* What you need to do *
Please copy out the lines in the entries that contain "firmware".

(Dataset entries)
• • • • • • •

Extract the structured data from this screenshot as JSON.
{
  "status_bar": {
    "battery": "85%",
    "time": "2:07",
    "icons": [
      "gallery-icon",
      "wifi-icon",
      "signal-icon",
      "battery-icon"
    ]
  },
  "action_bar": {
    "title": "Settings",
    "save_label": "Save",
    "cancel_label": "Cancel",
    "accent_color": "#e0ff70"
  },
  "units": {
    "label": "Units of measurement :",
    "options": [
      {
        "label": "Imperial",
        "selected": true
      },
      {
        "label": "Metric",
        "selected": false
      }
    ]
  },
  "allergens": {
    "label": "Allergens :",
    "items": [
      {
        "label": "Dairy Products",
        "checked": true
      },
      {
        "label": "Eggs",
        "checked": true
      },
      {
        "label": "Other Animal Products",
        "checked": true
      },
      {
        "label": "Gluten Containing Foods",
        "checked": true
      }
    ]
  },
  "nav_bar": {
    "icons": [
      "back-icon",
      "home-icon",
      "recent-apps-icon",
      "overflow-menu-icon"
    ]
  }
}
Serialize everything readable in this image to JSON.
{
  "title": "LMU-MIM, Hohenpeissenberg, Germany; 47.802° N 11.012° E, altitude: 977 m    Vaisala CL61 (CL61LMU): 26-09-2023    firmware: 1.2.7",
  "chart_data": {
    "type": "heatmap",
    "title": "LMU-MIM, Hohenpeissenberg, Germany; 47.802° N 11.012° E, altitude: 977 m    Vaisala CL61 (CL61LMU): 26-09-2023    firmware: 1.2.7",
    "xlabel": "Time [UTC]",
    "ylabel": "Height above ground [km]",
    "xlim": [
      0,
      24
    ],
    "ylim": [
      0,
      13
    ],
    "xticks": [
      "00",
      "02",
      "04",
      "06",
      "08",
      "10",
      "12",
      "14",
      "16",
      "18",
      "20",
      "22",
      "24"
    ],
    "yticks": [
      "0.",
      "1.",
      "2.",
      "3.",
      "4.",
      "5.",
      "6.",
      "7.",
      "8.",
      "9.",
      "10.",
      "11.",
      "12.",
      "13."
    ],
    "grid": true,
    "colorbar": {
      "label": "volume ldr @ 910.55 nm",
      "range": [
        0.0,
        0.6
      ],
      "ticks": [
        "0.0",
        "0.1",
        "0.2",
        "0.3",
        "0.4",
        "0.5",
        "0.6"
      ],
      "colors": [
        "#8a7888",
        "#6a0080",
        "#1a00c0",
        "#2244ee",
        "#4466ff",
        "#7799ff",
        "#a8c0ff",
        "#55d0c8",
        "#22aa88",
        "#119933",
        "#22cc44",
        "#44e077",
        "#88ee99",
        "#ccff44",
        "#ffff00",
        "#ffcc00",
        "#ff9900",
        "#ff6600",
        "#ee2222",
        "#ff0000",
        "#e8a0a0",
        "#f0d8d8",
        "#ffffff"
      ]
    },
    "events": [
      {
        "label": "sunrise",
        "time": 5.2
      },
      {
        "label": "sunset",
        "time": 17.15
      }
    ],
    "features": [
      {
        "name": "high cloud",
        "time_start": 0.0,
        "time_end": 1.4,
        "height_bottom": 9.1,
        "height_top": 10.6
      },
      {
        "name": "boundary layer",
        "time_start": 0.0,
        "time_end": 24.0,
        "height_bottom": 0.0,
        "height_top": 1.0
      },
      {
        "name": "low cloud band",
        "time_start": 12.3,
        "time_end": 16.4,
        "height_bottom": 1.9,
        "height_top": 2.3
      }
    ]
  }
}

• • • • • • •

* Solution to this task *
  "title": "LMU-MIM, Hohenpeissenberg, Germany; 47.802° N 11.012° E, altitude: 977 m    Vaisala CL61 (CL61LMU): 26-09-2023    firmware: 1.2.7",
    "title": "LMU-MIM, Hohenpeissenberg, Germany; 47.802° N 11.012° E, altitude: 977 m    Vaisala CL61 (CL61LMU): 26-09-2023    firmware: 1.2.7",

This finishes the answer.